◆ **Work instruction**
Where the data below shows a picture, leave that picture out and copy the rest exactly.

*** Exercise data ***

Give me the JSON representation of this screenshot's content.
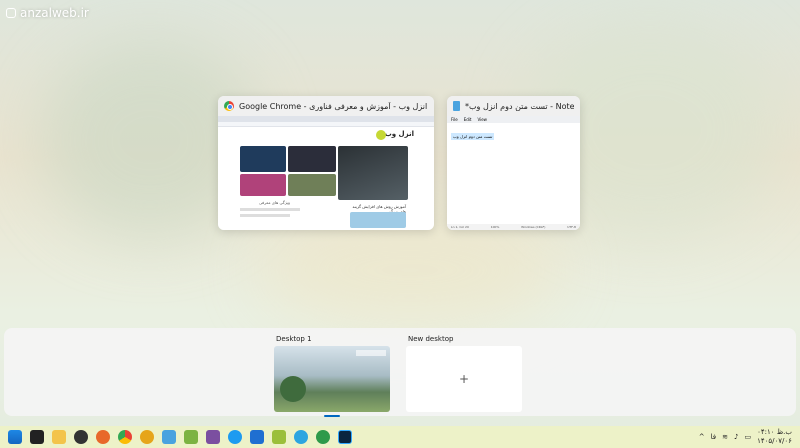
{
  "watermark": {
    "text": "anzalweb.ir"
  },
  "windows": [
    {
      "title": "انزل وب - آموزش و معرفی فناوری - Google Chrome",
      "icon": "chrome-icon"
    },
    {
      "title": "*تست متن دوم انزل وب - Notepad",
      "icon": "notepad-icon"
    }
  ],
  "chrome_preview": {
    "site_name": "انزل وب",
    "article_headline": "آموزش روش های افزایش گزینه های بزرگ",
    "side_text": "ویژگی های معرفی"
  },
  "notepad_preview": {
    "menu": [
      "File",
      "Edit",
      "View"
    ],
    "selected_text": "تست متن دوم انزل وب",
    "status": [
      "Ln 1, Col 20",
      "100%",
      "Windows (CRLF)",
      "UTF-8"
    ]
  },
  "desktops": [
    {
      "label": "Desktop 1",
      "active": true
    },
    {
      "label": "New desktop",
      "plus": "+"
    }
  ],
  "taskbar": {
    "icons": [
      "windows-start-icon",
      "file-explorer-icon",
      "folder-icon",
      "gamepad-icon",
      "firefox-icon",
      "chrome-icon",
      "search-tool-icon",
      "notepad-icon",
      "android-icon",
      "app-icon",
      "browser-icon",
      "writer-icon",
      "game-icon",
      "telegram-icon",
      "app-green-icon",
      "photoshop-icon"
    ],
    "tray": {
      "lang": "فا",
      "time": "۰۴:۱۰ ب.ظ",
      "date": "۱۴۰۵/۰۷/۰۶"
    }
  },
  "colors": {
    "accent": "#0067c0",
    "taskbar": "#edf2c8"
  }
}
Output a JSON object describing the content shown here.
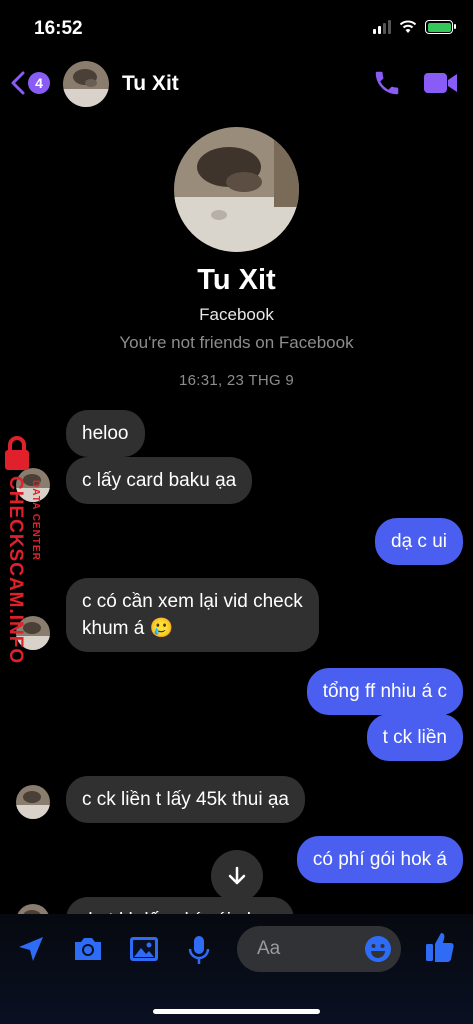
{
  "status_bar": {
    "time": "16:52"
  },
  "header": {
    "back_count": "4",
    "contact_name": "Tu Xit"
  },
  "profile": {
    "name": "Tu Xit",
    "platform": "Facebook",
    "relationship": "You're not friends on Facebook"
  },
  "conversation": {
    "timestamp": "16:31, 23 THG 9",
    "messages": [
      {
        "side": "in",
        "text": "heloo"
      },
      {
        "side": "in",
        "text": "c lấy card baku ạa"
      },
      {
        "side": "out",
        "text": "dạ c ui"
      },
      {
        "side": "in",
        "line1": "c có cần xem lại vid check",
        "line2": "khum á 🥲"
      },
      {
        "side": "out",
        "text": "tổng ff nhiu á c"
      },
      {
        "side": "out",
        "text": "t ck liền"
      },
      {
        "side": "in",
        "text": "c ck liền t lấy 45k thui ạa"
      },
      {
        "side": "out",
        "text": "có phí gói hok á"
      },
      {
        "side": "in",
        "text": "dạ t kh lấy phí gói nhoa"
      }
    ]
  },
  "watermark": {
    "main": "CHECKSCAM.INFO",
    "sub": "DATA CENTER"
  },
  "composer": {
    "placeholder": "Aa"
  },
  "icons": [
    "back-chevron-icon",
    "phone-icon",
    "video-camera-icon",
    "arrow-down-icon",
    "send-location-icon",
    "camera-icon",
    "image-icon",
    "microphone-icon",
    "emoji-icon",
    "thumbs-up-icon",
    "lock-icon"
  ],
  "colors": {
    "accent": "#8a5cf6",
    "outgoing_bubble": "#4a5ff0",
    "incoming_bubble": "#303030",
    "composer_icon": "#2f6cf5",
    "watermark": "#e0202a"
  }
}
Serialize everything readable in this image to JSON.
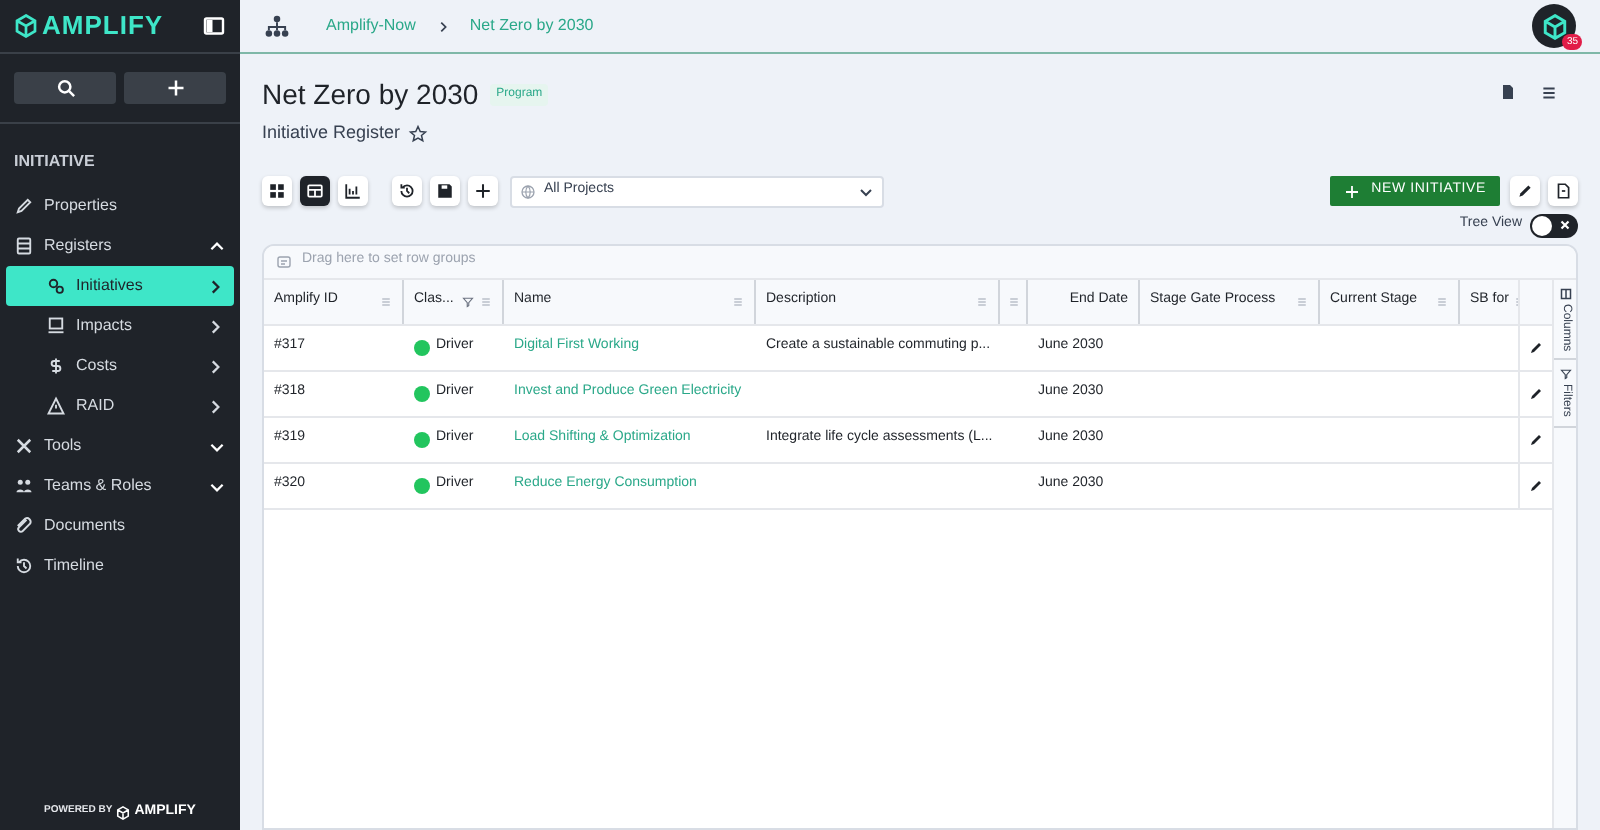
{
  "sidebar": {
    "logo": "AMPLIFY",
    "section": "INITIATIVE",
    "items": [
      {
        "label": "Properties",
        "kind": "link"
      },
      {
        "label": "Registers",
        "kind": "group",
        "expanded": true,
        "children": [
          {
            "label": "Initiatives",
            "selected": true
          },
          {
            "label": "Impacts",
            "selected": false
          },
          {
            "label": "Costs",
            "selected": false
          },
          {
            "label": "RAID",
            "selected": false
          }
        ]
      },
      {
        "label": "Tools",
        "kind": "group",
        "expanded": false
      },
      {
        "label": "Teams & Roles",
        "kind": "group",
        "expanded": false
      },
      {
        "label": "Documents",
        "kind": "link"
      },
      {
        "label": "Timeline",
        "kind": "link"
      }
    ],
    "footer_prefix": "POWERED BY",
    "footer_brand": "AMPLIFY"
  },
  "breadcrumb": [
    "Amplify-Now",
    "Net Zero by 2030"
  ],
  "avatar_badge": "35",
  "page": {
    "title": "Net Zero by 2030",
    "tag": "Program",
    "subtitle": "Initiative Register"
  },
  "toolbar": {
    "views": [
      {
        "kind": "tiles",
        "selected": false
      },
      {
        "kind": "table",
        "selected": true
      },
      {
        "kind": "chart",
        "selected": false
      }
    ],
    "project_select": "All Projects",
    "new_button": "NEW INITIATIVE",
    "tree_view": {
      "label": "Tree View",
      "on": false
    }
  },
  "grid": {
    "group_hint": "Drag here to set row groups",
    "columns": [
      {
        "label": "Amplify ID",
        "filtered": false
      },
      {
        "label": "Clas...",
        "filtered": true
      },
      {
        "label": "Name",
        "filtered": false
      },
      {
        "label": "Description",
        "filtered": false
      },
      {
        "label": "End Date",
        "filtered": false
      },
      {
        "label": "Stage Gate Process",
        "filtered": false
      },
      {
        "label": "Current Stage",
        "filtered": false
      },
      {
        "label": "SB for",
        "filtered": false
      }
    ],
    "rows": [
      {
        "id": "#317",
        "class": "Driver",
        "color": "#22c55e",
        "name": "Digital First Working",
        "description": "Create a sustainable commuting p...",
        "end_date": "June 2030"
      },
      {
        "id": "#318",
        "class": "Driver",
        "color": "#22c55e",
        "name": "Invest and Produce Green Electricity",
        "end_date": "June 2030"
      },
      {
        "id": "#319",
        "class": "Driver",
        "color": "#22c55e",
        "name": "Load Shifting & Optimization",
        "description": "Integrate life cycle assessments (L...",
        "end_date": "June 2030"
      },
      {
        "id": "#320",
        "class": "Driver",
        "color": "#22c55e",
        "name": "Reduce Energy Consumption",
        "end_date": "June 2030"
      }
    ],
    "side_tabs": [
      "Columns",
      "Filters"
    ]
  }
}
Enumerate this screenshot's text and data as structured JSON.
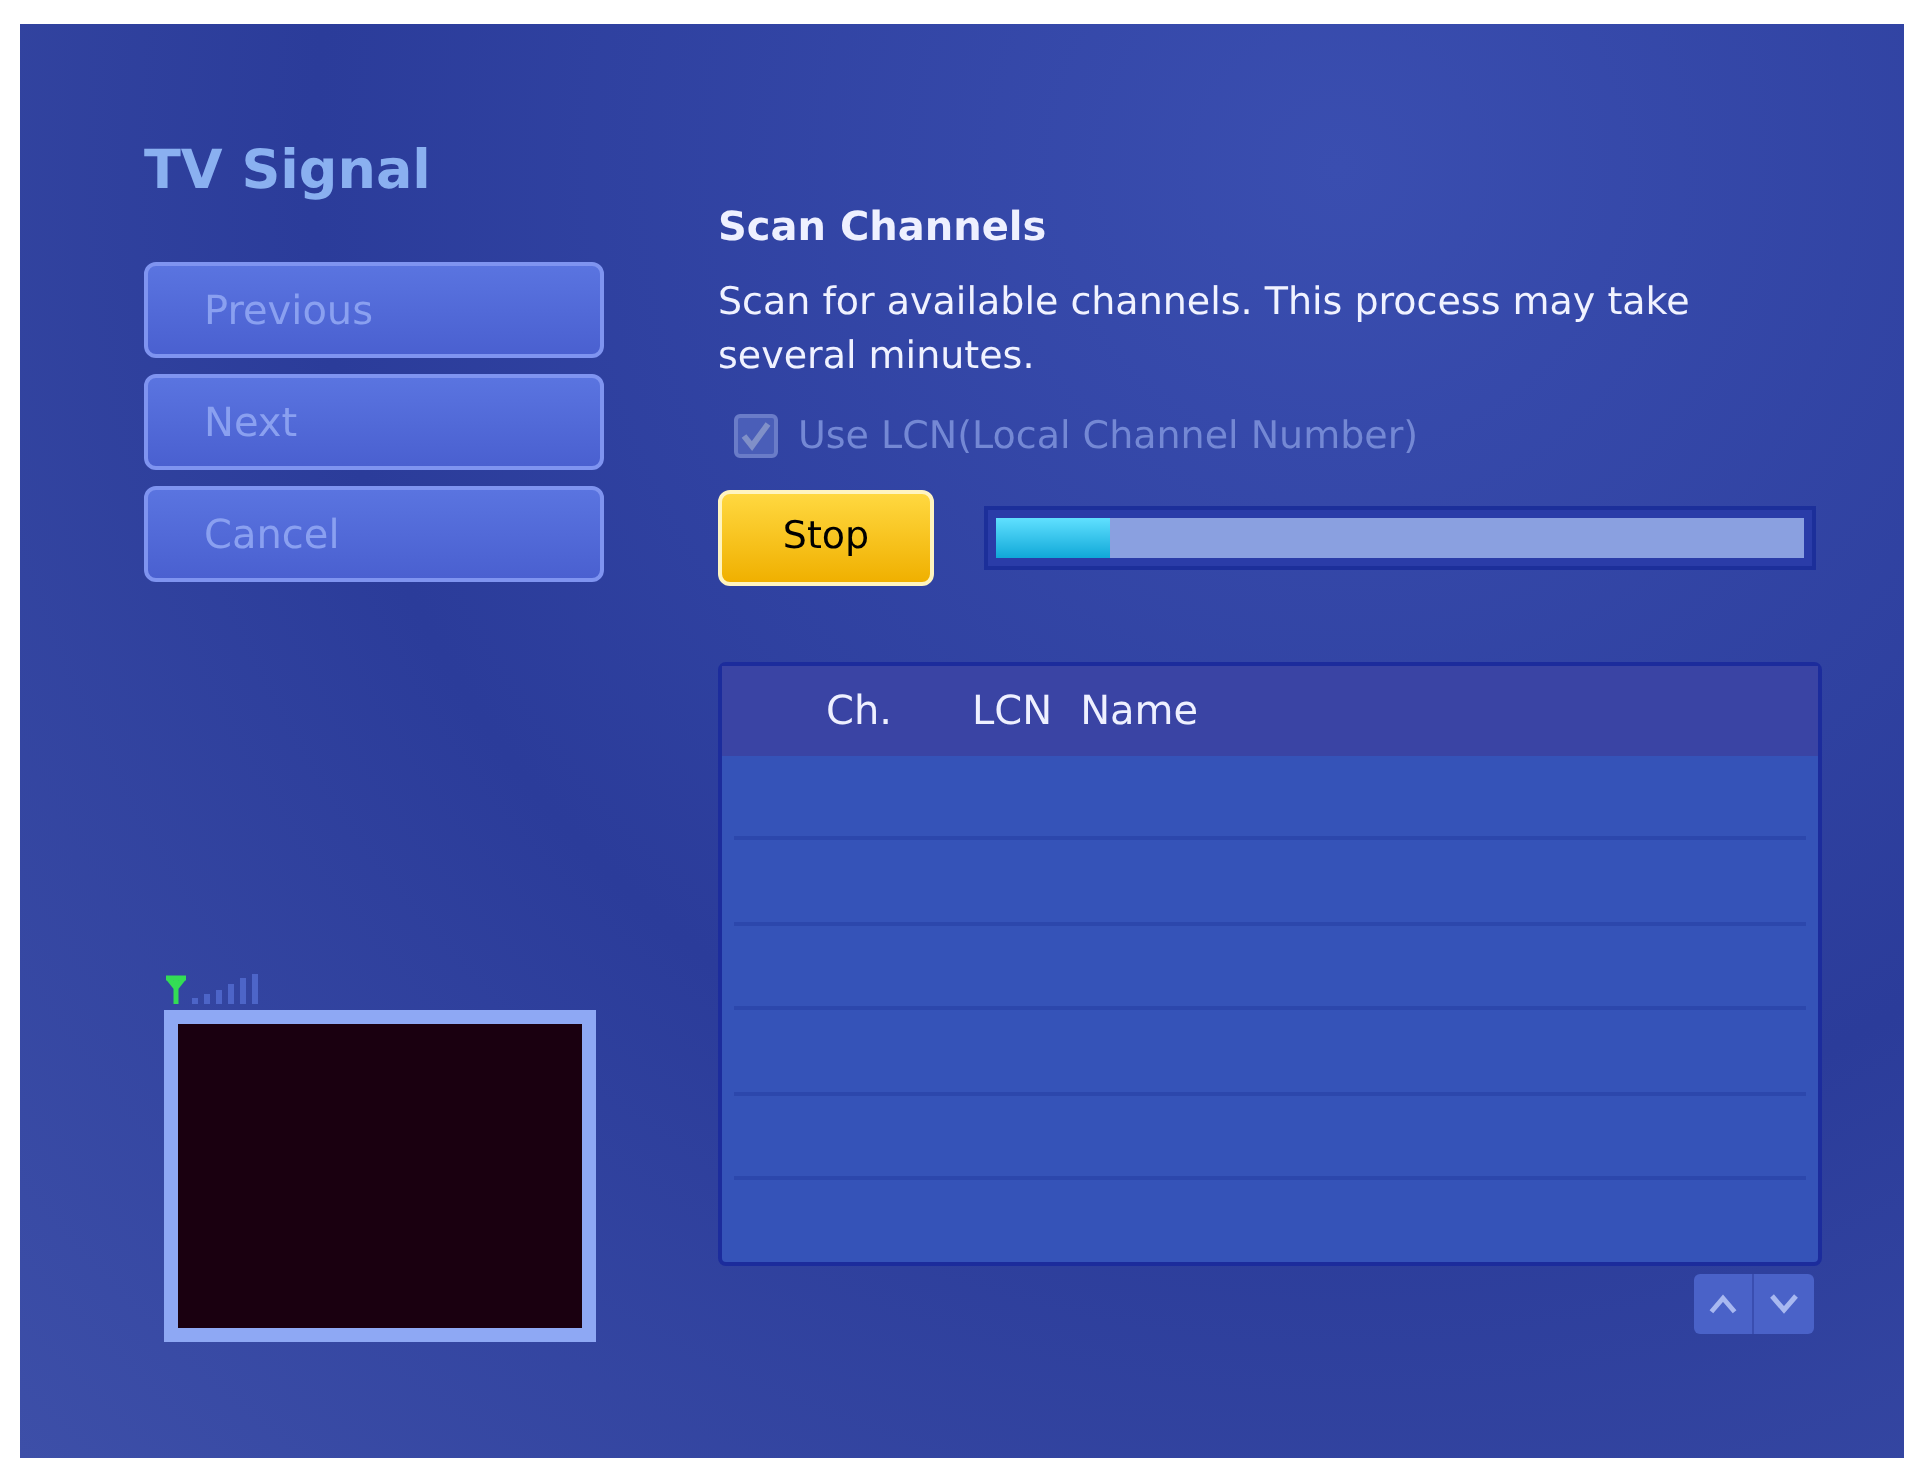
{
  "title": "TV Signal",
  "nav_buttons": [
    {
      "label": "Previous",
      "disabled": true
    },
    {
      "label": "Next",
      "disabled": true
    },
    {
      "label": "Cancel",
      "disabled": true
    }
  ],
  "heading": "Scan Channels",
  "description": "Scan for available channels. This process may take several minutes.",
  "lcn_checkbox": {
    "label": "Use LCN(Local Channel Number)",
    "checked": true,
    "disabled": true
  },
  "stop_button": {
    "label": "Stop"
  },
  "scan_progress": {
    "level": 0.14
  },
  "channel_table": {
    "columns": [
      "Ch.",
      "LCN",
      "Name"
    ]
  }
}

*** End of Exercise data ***

◆ **Result of the exercise**
Give me the JSON representation of this screenshot's content.
{
  "watermark": {
    "text": "anzalweb.ir"
  },
  "windows": [
    {
      "title": "انزل وب - آموزش و معرفی فناوری - Google Chrome",
      "icon": "chrome-icon"
    },
    {
      "title": "*تست متن دوم انزل وب - Notepad",
      "icon": "notepad-icon"
    }
  ],
  "chrome_preview": {
    "site_name": "انزل وب",
    "article_headline": "آموزش روش های افزایش گزینه های بزرگ",
    "side_text": "ویژگی های معرفی"
  },
  "notepad_preview": {
    "menu": [
      "File",
      "Edit",
      "View"
    ],
    "selected_text": "تست متن دوم انزل وب",
    "status": [
      "Ln 1, Col 20",
      "100%",
      "Windows (CRLF)",
      "UTF-8"
    ]
  },
  "desktops": [
    {
      "label": "Desktop 1",
      "active": true
    },
    {
      "label": "New desktop",
      "plus": "+"
    }
  ],
  "taskbar": {
    "icons": [
      "windows-start-icon",
      "file-explorer-icon",
      "folder-icon",
      "gamepad-icon",
      "firefox-icon",
      "chrome-icon",
      "search-tool-icon",
      "notepad-icon",
      "android-icon",
      "app-icon",
      "browser-icon",
      "writer-icon",
      "game-icon",
      "telegram-icon",
      "app-green-icon",
      "photoshop-icon"
    ],
    "tray": {
      "lang": "فا",
      "time": "۰۴:۱۰ ب.ظ",
      "date": "۱۴۰۵/۰۷/۰۶"
    }
  },
  "colors": {
    "accent": "#0067c0",
    "taskbar": "#edf2c8"
  }
}
Output a JSON object describing the content shown here.
{
  "status_bar": {
    "time": "16:52"
  },
  "header": {
    "back_count": "4",
    "contact_name": "Tu Xit"
  },
  "profile": {
    "name": "Tu Xit",
    "platform": "Facebook",
    "relationship": "You're not friends on Facebook"
  },
  "conversation": {
    "timestamp": "16:31, 23 THG 9",
    "messages": [
      {
        "side": "in",
        "text": "heloo"
      },
      {
        "side": "in",
        "text": "c lấy card baku ạa"
      },
      {
        "side": "out",
        "text": "dạ c ui"
      },
      {
        "side": "in",
        "line1": "c có cần xem lại vid check",
        "line2": "khum á 🥲"
      },
      {
        "side": "out",
        "text": "tổng ff nhiu á c"
      },
      {
        "side": "out",
        "text": "t ck liền"
      },
      {
        "side": "in",
        "text": "c ck liền t lấy 45k thui ạa"
      },
      {
        "side": "out",
        "text": "có phí gói hok á"
      },
      {
        "side": "in",
        "text": "dạ t kh lấy phí gói nhoa"
      }
    ]
  },
  "watermark": {
    "main": "CHECKSCAM.INFO",
    "sub": "DATA CENTER"
  },
  "composer": {
    "placeholder": "Aa"
  },
  "icons": [
    "back-chevron-icon",
    "phone-icon",
    "video-camera-icon",
    "arrow-down-icon",
    "send-location-icon",
    "camera-icon",
    "image-icon",
    "microphone-icon",
    "emoji-icon",
    "thumbs-up-icon",
    "lock-icon"
  ],
  "colors": {
    "accent": "#8a5cf6",
    "outgoing_bubble": "#4a5ff0",
    "incoming_bubble": "#303030",
    "composer_icon": "#2f6cf5",
    "watermark": "#e0202a"
  }
}
Serialize everything readable in this image to JSON.
{
  "sidebar": {
    "logo": "AMPLIFY",
    "section": "INITIATIVE",
    "items": [
      {
        "label": "Properties",
        "kind": "link"
      },
      {
        "label": "Registers",
        "kind": "group",
        "expanded": true,
        "children": [
          {
            "label": "Initiatives",
            "selected": true
          },
          {
            "label": "Impacts",
            "selected": false
          },
          {
            "label": "Costs",
            "selected": false
          },
          {
            "label": "RAID",
            "selected": false
          }
        ]
      },
      {
        "label": "Tools",
        "kind": "group",
        "expanded": false
      },
      {
        "label": "Teams & Roles",
        "kind": "group",
        "expanded": false
      },
      {
        "label": "Documents",
        "kind": "link"
      },
      {
        "label": "Timeline",
        "kind": "link"
      }
    ],
    "footer_prefix": "POWERED BY",
    "footer_brand": "AMPLIFY"
  },
  "breadcrumb": [
    "Amplify-Now",
    "Net Zero by 2030"
  ],
  "avatar_badge": "35",
  "page": {
    "title": "Net Zero by 2030",
    "tag": "Program",
    "subtitle": "Initiative Register"
  },
  "toolbar": {
    "views": [
      {
        "kind": "tiles",
        "selected": false
      },
      {
        "kind": "table",
        "selected": true
      },
      {
        "kind": "chart",
        "selected": false
      }
    ],
    "project_select": "All Projects",
    "new_button": "NEW INITIATIVE",
    "tree_view": {
      "label": "Tree View",
      "on": false
    }
  },
  "grid": {
    "group_hint": "Drag here to set row groups",
    "columns": [
      {
        "label": "Amplify ID",
        "filtered": false
      },
      {
        "label": "Clas...",
        "filtered": true
      },
      {
        "label": "Name",
        "filtered": false
      },
      {
        "label": "Description",
        "filtered": false
      },
      {
        "label": "End Date",
        "filtered": false
      },
      {
        "label": "Stage Gate Process",
        "filtered": false
      },
      {
        "label": "Current Stage",
        "filtered": false
      },
      {
        "label": "SB for",
        "filtered": false
      }
    ],
    "rows": [
      {
        "id": "#317",
        "class": "Driver",
        "color": "#22c55e",
        "name": "Digital First Working",
        "description": "Create a sustainable commuting p...",
        "end_date": "June 2030"
      },
      {
        "id": "#318",
        "class": "Driver",
        "color": "#22c55e",
        "name": "Invest and Produce Green Electricity",
        "end_date": "June 2030"
      },
      {
        "id": "#319",
        "class": "Driver",
        "color": "#22c55e",
        "name": "Load Shifting & Optimization",
        "description": "Integrate life cycle assessments (L...",
        "end_date": "June 2030"
      },
      {
        "id": "#320",
        "class": "Driver",
        "color": "#22c55e",
        "name": "Reduce Energy Consumption",
        "end_date": "June 2030"
      }
    ],
    "side_tabs": [
      "Columns",
      "Filters"
    ]
  }
}
Enumerate this screenshot's text and data as structured JSON.
{
  "title": "TV Signal",
  "nav_buttons": [
    {
      "label": "Previous",
      "disabled": true
    },
    {
      "label": "Next",
      "disabled": true
    },
    {
      "label": "Cancel",
      "disabled": true
    }
  ],
  "heading": "Scan Channels",
  "description": "Scan for available channels. This process may take several minutes.",
  "lcn_checkbox": {
    "label": "Use LCN(Local Channel Number)",
    "checked": true,
    "disabled": true
  },
  "stop_button": {
    "label": "Stop"
  },
  "scan_progress": {
    "level": 0.14
  },
  "channel_table": {
    "columns": [
      "Ch.",
      "LCN",
      "Name"
    ]
  }
}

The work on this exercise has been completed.